Task to carry out: Copy out each line of the data below in which the string "xlsx" appears.

Records drawn from a dataset
************

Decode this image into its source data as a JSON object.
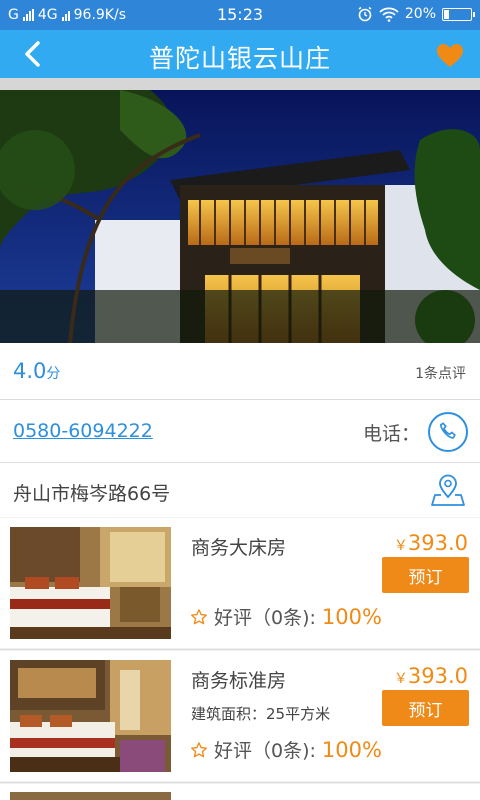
{
  "status_bar": {
    "carrier": "G",
    "network": "4G",
    "speed": "96.9K/s",
    "time": "15:23",
    "battery": "20%",
    "battery_level": 0.2
  },
  "header": {
    "back_icon": "back-arrow-icon",
    "title": "普陀山银云山庄",
    "favorite_icon": "heart-icon",
    "accent_color": "#31aaf1",
    "favorite_color": "#f08a14"
  },
  "hotel": {
    "score": "4.0",
    "score_unit": "分",
    "reviews": "1条点评",
    "phone": "0580-6094222",
    "phone_label": "电话：",
    "address": "舟山市梅岑路66号"
  },
  "rooms": [
    {
      "name": "商务大床房",
      "currency": "￥",
      "price": "393.0",
      "book_label": "预订",
      "area": "",
      "rating_label": "好评（0条):",
      "rating_pct": "100%"
    },
    {
      "name": "商务标准房",
      "currency": "￥",
      "price": "393.0",
      "book_label": "预订",
      "area": "建筑面积：25平方米",
      "rating_label": "好评（0条):",
      "rating_pct": "100%"
    }
  ],
  "colors": {
    "status_bar": "#2f86d9",
    "link_blue": "#2f8fdc",
    "price_orange": "#f08a14",
    "button_orange": "#ef8a19"
  }
}
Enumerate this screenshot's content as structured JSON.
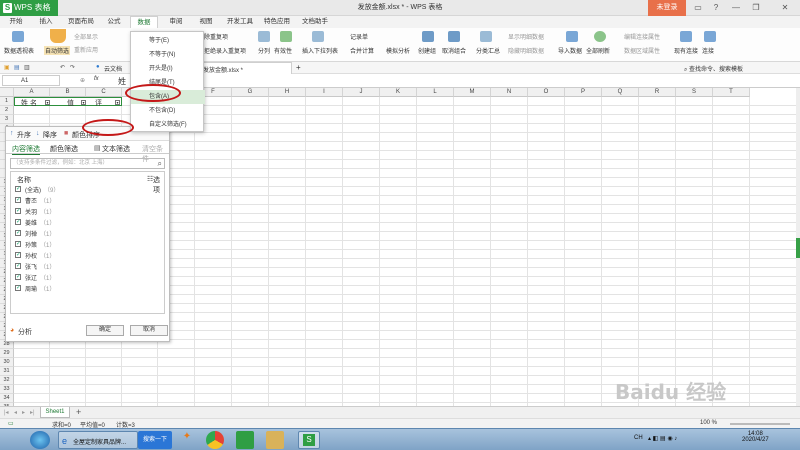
{
  "app": {
    "name": "WPS 表格",
    "logo_letter": "S",
    "doc_title": "发放金额.xlsx * - WPS 表格",
    "login": "未登录"
  },
  "window_controls": [
    "▭",
    "?",
    "—",
    "❐",
    "✕"
  ],
  "menu": {
    "tabs": [
      "开始",
      "插入",
      "页面布局",
      "公式",
      "数据",
      "审阅",
      "视图",
      "开发工具",
      "特色应用",
      "文档助手"
    ],
    "active": "数据"
  },
  "ribbon": {
    "pivot": "数据透视表",
    "autofilter": "自动筛选",
    "show_all": "全部显示",
    "reapply": "重新应用",
    "highlight_dup": "除重复项",
    "reject_dup": "拒绝录入重复项",
    "split": "分列",
    "validity": "有效性",
    "dropdown_list": "插入下拉列表",
    "record": "记录单",
    "merge_calc": "合并计算",
    "simulate": "模拟分析",
    "create_group": "创建组",
    "ungroup": "取消组合",
    "subtotal": "分类汇总",
    "show_detail": "显示明细数据",
    "hide_detail": "隐藏明细数据",
    "import": "导入数据",
    "refresh_all": "全部刷新",
    "edit_link": "编辑连接属性",
    "data_area": "数据区域属性",
    "existing_conn": "现有连接",
    "connect": "连接",
    "search": "查找命令、搜索模板"
  },
  "qat": {
    "cloud_doc": "云文档",
    "tab_name": "发放金额.xlsx *",
    "add_tab": "+"
  },
  "formula": {
    "cell_ref": "A1",
    "fx": "fx",
    "value": "姓"
  },
  "grid": {
    "columns": [
      "A",
      "B",
      "C",
      "D",
      "E",
      "F",
      "G",
      "H",
      "I",
      "J",
      "K",
      "L",
      "M",
      "N",
      "O",
      "P",
      "Q",
      "R",
      "S",
      "T"
    ],
    "header_cells": [
      "姓 名",
      "值",
      "评",
      "价"
    ],
    "visible_rows": [
      "1",
      "2",
      "3",
      "4",
      "5",
      "6",
      "7",
      "8",
      "9",
      "10",
      "11",
      "12",
      "13",
      "14",
      "15",
      "16",
      "17",
      "18",
      "19",
      "20",
      "21",
      "22",
      "23",
      "24",
      "25",
      "26",
      "27",
      "28",
      "29",
      "30",
      "31",
      "32",
      "33",
      "34",
      "35"
    ]
  },
  "filter_panel": {
    "sort_asc": "升序",
    "sort_desc": "降序",
    "color_sort": "颜色排序",
    "tab_content": "内容筛选",
    "tab_color": "颜色筛选",
    "tab_text": "文本筛选",
    "tab_clear": "清空条件",
    "search_placeholder": "（支持多条件过滤，例如：北京 上海）",
    "list_header": "名称",
    "options": "选项",
    "items": [
      {
        "label": "(全选)",
        "count": "（9）"
      },
      {
        "label": "曹丕",
        "count": "（1）"
      },
      {
        "label": "关羽",
        "count": "（1）"
      },
      {
        "label": "姜维",
        "count": "（1）"
      },
      {
        "label": "刘禅",
        "count": "（1）"
      },
      {
        "label": "孙策",
        "count": "（1）"
      },
      {
        "label": "孙权",
        "count": "（1）"
      },
      {
        "label": "张飞",
        "count": "（1）"
      },
      {
        "label": "张辽",
        "count": "（1）"
      },
      {
        "label": "周瑜",
        "count": "（1）"
      }
    ],
    "analyze": "分析",
    "ok": "确定",
    "cancel": "取消"
  },
  "text_filter_menu": [
    "等于(E)",
    "不等于(N)",
    "开头是(I)",
    "结尾是(T)",
    "包含(A)",
    "不包含(D)",
    "自定义筛选(F)"
  ],
  "text_filter_highlighted": "包含(A)",
  "sheetbar": {
    "sheet": "Sheet1",
    "add": "+"
  },
  "status": {
    "sum": "求和=0",
    "avg": "平均值=0",
    "count": "计数=3",
    "zoom": "100 %"
  },
  "taskbar": {
    "ie_title": "全屋定制家具品牌...",
    "search_btn": "搜索一下",
    "time": "14:08",
    "date": "2020/4/27",
    "lang": "CH"
  },
  "watermark": "Baidu 经验",
  "colors": {
    "brand": "#2f9e44",
    "login": "#e8704a",
    "highlight": "#c41818",
    "active_tab": "#1f7a34"
  }
}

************

Response to the exercise:
    "doc_title": "发放金额.xlsx * - WPS 表格",
    "tab_name": "发放金额.xlsx *",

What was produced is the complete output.